At the Kapihan sa Senado forum, Sen. Lacson answered questions on:
– Killing of Mayor Halili
– Criminals getting bolder despite anti-crime drive
– Need for PNP to clamp down on loose firearms
– irregularities surrounding PNP acquisition of Mahindra vehicles
– Inflation up to 5.2%
– TRAIN woes
– National ID bill update
– PRRD clarification he never ordered anti-jueteng operations stopped
Quotes from the interview…
Continue reading “Kapihan sa Senado forum | July 5, 2018”
Even during the 2016 presidential campaign, when he persistently pitched for a six-month deadline to solve the drug problem in the country, I already pointed out it was impossible. It remains as impossible as saying he can stop crime.
After two years, it may be wise and prudent for his top advisers to go back to the drawing board and reassess what they did wrong and what they are doing right, not only in the fight against crime and corruption, which is the centerpiece of the Duterte administration’s deliverables, but in the economic sector as well.
For one, the peace-and-order strategy is long on crime suppression and short on prevention. It should be the other way around. We prevent crimes, and those that cannot be prevented from being committed must be suppressed with solid solution through efficient investigative work and techniques.
On the revenue side, the TRAIN law needs to be revisited and amended, and the President, with all his strong influence over Congress, must put his foot down on vested interests of some members of both houses.
On the expenditure side, a.k.a. the General Appropriations Act, the same influence is suggested to minimize wastage of the government’s hard-earned resources by strictly adhering to the existing jurisprudence outlawing pork barrel, which is still evident among selected members of Congress, a few of whom enjoyed as high as nine-figure insertions during the last two budget years under the Duterte administration.
Speech During the 2nd Globalaw Asia-Pacific Regional Conference, Manila Polo Club, Makati City
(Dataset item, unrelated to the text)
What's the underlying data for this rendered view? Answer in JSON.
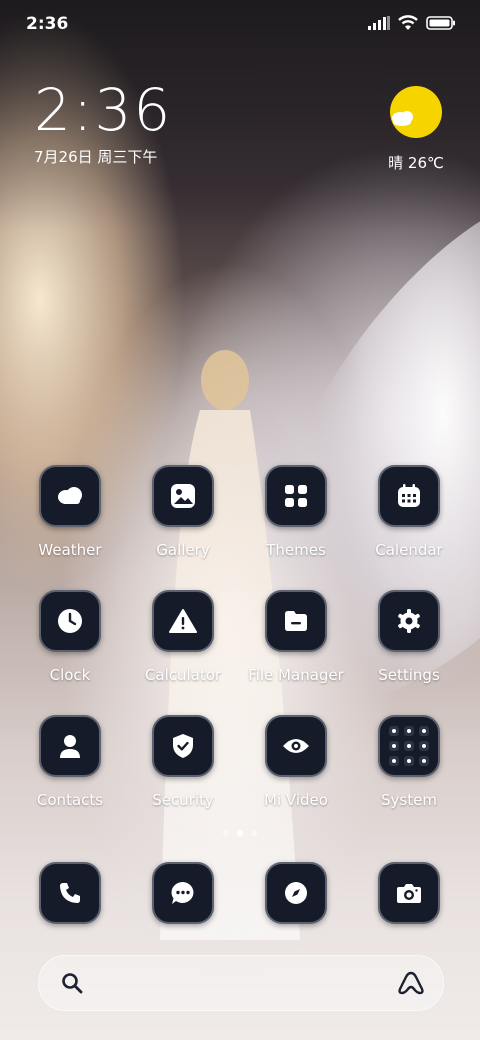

In my official capacity as Senator of the Republic of the Philippines, I am very happy to welcome all of you to our country. I hope that you will enjoy your short stay. You must.In my official capacity as Senator of the Republic of the Philippines, I am very happy to welcome all of you to our country. I hope that you will enjoy your short stay. You must.
We all are delighted at the degree of importance you place to your second conference as a global organization. That you selected our country to be your venue delights us no end. Let it not be the last. With Fortun, Narvasa, and Salazar Law office, you are in the best company, certainly and absolutely.
Incidentally, I happen to be one of the most celebrated clients of this law office. I honestly do not know whether the celebrity status belongs to the law office or mine. But I can tell you I am being taken care of very properly. Of course, I am also paying my legal fees very religiously. Continue reading “Strong Government”
Speech Before the Rotary Club of Chinatown Manila, Century Park Sheraton
I want to thank all of you for your very kind invitation. I am here to listen more and talk less. What you ask is more action and less speeches, better executives and wiser lawgivers.
There are two kinds of crisis in government – then and now. One is the quiet crisis among civil servants whose diminished quality of life persistently produces low morale. The other is the noisy crisis that arises from a lack of responsiveness in the bureaucracy to the citizenry. If we are to address both, is there a need to reinvent and reengineer government?
When we talk of reinvention or reengineering, we want to see a government that works better and costs less. The goal is admirable and beyond argument. There are, however, many questions about the means to achieve it. Continue reading “Tyranny of Corruption in a Soft State”